Eman, whose weight was 500kg until March 7, underwent bariatric surgery earlier in March at Saifee Hospital in Mumbai now weighs 238 kg. Dr Muffazal Lakdawala who has performed the surgery siad Eman has lost 262kgs . She had been flown down from her home in Alexandria in Egypt to Mumbai by a cargo plane and was then transported from the airport till the hospital in a mini-truck.
Eman who is currently undergoing treatment at Saifee Hospital needs physio-therapy as she was bed ridden for 25 years said Dr Lakdawala
In a genetic test done on Egypt’s Eman Ahmed (36), who is known as the world’s heaviest woman, it has been found that she has a rare gene defect that causes obesity and she is the only person in the world to be detected with this defect.
Explaining the technical aspects of the report, Dr Muffazal Lakdawala, the bariatric surgeon who operated on Eman, said the gene identified as the cause of obesity in Eman is a “homozygous missense variant c.1055G>A, p.(Cys352Tyr) in the LEPR gene”.
Dr Lakdawala said this variant has been previously detected in one individual during a research carried out by Personalized Diabetes Medicine Program, University of Maryland School of Medicine, and has been classified as a “variant of uncertain significance”.
However, in Eman’s case it has assumed pathological consequences, leading to her obesity.
“Eman happens to be the only one in the world with this gene defect which causes obesity,” added Dr Lakdawala
Doctors said Eman also has another gene defect, SDCCAG8 associated with Phenotype Bardet‐Biedl syndrome, Senior‐Loken syndrome, but doctors say they believe it may not be a significant cause of obesity in her case as the leptin receptor (LEPR) Gene.
LEPR is involved in regulation of body weight. The protein is found on the surface of cells in many organs and tissues of the body, including a part of the brain called hypothalamus. “The hypothalamus controls hunger and thirst as well as other functions like sleep, mood, and body temperature. It also regulates the release of many hormones that have functions throughout the body,” said Dr Lakdawala.

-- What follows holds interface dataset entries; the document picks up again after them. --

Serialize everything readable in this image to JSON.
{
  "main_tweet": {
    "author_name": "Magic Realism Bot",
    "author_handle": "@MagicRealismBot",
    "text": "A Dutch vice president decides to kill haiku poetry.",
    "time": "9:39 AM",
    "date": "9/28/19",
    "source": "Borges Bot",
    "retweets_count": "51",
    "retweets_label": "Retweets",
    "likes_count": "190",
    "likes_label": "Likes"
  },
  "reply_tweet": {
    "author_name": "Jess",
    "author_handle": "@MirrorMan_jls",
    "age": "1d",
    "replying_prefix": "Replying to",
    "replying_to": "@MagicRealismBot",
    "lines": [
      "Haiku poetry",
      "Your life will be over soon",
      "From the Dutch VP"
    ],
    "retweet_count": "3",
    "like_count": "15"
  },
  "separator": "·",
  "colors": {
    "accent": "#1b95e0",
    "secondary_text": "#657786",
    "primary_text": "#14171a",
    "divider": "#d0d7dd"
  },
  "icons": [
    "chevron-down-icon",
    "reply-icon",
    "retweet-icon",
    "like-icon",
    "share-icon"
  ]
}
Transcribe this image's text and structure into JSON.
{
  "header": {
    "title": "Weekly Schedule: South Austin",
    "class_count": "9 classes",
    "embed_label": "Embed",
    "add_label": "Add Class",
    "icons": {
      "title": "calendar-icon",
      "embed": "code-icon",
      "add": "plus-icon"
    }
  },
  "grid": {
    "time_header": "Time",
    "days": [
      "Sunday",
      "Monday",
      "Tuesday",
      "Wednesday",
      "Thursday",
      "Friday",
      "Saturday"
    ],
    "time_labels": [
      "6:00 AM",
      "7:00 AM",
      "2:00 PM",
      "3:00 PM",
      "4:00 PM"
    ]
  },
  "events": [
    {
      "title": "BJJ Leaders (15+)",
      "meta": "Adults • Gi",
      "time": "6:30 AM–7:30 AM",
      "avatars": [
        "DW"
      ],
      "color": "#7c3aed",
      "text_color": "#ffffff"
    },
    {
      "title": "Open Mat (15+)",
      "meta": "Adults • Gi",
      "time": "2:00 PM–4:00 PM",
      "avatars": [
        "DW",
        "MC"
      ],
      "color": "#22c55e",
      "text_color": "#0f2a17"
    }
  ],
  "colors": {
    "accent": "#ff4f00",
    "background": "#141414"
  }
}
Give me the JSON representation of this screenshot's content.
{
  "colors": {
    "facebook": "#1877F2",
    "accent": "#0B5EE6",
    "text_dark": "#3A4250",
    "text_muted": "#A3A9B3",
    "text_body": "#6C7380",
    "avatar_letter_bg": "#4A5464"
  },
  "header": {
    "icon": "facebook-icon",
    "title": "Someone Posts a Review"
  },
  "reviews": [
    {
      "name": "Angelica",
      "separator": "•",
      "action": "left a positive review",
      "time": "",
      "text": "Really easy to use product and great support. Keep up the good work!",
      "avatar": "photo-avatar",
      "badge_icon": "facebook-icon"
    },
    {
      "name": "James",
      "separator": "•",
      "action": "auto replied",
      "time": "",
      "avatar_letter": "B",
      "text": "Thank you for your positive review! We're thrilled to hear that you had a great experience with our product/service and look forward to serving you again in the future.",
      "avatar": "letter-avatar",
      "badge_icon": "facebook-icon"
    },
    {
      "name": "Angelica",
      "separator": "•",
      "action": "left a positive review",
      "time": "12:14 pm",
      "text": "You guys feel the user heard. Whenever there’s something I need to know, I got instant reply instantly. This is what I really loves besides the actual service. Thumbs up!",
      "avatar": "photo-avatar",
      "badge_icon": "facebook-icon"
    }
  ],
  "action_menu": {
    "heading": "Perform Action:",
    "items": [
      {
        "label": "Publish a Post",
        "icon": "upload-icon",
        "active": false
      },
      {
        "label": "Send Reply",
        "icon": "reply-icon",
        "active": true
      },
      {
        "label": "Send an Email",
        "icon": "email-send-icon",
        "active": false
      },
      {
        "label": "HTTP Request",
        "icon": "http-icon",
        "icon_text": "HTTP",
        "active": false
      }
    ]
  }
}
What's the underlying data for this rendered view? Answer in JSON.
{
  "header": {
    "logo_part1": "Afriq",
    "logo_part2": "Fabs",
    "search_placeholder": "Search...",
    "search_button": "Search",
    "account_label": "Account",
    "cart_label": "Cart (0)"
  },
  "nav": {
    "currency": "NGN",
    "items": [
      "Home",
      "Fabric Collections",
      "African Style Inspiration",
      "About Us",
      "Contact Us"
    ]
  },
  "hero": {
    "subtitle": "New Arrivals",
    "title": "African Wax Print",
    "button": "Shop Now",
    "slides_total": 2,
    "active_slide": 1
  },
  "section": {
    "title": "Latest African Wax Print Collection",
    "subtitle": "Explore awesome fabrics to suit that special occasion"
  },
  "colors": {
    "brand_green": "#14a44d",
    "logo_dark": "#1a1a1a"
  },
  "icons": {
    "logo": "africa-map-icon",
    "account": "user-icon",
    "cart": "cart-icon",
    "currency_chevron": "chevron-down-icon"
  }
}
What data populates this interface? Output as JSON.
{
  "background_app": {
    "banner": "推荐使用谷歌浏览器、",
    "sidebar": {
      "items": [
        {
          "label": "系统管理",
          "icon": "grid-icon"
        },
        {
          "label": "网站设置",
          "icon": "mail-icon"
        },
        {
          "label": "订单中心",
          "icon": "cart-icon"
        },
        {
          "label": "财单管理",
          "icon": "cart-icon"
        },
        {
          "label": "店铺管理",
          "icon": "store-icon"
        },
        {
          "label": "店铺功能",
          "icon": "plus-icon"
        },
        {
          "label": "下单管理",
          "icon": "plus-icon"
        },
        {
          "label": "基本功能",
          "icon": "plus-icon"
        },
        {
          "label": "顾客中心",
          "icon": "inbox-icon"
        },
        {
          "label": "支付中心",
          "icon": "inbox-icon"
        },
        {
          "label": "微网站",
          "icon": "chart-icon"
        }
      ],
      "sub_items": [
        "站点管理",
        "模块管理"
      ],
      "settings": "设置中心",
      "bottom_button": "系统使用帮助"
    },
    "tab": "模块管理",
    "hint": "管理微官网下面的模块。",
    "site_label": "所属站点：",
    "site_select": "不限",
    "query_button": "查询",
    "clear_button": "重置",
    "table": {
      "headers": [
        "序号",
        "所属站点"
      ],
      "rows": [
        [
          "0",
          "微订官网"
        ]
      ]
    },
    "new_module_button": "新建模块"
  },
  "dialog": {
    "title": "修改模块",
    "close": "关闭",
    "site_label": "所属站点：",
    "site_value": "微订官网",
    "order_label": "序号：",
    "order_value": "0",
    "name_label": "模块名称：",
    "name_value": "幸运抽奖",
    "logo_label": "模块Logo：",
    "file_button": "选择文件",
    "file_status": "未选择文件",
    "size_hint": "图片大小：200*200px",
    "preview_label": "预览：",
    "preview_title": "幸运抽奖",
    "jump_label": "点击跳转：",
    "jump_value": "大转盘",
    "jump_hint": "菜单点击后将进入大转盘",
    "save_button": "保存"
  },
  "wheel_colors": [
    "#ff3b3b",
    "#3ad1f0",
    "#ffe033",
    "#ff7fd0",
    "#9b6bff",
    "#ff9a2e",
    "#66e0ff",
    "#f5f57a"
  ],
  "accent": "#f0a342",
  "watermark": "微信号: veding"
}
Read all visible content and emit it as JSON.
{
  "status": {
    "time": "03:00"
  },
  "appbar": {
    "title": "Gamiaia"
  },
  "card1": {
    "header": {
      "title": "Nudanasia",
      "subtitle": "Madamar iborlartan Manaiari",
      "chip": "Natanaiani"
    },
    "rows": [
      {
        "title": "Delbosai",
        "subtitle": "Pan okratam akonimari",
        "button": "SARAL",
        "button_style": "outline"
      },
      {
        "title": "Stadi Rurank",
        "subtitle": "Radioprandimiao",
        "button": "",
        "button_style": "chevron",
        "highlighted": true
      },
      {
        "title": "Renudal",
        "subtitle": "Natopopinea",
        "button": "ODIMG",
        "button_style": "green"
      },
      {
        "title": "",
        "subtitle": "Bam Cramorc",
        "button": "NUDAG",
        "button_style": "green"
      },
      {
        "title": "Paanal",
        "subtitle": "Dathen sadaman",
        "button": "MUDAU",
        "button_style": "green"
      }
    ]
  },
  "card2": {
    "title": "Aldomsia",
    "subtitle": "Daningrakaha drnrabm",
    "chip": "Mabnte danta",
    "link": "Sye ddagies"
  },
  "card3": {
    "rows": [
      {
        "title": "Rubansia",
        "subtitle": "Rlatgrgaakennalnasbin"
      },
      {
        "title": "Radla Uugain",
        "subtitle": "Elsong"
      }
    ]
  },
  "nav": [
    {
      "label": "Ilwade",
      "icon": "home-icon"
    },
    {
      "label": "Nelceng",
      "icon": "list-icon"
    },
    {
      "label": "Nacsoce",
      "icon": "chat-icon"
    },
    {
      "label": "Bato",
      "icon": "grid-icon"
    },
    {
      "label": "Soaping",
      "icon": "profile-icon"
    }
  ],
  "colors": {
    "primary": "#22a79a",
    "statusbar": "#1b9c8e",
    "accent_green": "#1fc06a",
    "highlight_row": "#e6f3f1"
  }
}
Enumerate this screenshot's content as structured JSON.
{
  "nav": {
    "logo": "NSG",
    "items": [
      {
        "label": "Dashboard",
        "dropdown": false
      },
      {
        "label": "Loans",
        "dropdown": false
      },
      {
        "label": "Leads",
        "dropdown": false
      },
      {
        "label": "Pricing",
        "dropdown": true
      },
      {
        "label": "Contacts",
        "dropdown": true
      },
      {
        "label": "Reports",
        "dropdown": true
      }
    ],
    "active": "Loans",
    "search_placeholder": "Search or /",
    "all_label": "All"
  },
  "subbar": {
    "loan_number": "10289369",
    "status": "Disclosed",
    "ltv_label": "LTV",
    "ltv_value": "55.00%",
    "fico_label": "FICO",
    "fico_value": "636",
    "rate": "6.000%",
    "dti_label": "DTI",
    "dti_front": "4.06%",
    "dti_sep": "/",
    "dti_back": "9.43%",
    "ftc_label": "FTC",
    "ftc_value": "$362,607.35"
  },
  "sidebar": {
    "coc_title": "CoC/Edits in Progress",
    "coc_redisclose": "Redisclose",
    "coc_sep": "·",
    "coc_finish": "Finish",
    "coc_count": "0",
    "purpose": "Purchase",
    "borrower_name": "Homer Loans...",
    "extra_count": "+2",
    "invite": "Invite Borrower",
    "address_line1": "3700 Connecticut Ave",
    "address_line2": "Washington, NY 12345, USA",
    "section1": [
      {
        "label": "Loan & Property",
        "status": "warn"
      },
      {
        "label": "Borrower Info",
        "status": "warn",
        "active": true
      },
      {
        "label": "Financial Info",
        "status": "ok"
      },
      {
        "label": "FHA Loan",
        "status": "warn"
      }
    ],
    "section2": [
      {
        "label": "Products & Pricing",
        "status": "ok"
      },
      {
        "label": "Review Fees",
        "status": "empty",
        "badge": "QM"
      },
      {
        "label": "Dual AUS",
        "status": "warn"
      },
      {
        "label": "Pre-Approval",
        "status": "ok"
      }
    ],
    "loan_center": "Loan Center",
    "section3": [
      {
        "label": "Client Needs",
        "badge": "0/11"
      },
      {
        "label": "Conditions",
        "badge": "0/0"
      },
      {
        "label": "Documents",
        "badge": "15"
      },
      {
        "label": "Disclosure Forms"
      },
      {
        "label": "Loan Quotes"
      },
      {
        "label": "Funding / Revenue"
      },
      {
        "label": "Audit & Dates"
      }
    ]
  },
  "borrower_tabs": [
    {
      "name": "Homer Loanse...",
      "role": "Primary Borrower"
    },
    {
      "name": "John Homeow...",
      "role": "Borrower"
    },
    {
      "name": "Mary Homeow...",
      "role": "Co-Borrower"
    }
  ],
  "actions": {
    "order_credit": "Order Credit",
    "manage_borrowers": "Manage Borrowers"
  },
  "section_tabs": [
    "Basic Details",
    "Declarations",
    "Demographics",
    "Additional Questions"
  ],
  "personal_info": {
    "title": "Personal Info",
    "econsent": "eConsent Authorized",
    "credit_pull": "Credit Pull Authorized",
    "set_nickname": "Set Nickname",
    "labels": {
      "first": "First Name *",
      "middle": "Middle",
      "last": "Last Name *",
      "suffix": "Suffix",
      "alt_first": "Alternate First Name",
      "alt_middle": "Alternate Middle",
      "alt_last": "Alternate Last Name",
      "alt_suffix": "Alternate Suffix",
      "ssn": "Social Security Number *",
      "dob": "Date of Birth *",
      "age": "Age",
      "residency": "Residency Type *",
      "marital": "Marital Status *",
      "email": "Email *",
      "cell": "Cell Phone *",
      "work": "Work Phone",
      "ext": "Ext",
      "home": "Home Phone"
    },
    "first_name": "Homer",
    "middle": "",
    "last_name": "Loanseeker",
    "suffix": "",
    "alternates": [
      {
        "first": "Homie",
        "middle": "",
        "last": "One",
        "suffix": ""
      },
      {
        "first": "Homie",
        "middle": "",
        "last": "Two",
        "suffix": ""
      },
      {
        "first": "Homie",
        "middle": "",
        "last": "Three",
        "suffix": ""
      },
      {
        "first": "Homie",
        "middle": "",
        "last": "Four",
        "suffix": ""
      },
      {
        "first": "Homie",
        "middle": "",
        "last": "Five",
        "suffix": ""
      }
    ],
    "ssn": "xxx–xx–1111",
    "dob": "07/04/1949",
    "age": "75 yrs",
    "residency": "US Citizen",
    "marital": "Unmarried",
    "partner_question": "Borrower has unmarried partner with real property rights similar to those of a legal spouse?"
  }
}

After reaching Mumbai, Eman was put on a special high-protein, liquid diet which made her lose 100 kilos before she was taken in for surgery.
The Core Diagnostics Pvt Ltd had carried out the special gene study on Eman where 91 different types of genes isolated with obesity related syndrome were checked.
“There is a hormone called leptin which comes from fat tissue and tells the brain when fat stores are being depleted. In Eman, the docking station in the brain that leptin plugs into seems to be very defective so leptin doesn’t send its signal. Because of this, from early on in life, Eman’s brain perceives that she is constantly starving,” explained Dr Lakdawala.
He added that this has led her to constantly seek food and store it avidly in her body as fat and conserve energy. Unfortunately, doctors say there is no specific treatment for this condition currently. “The operation that she has had may have some benefits but does not deal with the underlying problem,” said Dr Lakdawala.
He further said that new drugs are being developed which may be able to, at least partially, “bypass” the signalling block in her brain. These new drugs may hold some promise but it is too early for these drugs. “If she has access to these drugs and they are effective, we have a solution for her obesity. If not, she may need a more radical surgery which causes malabsorption a little later in life,” said Lakdawala.
Talking about the next course of action for Eman, Lakdawala said she will continue to be on a strict diet along with physiotherapy. “She will undergo a brain CT scan in the next two weeks as she had a stroke earlier and never underwent a CT scan before because of her weight. We then plan to send her home,” said Lakdawala.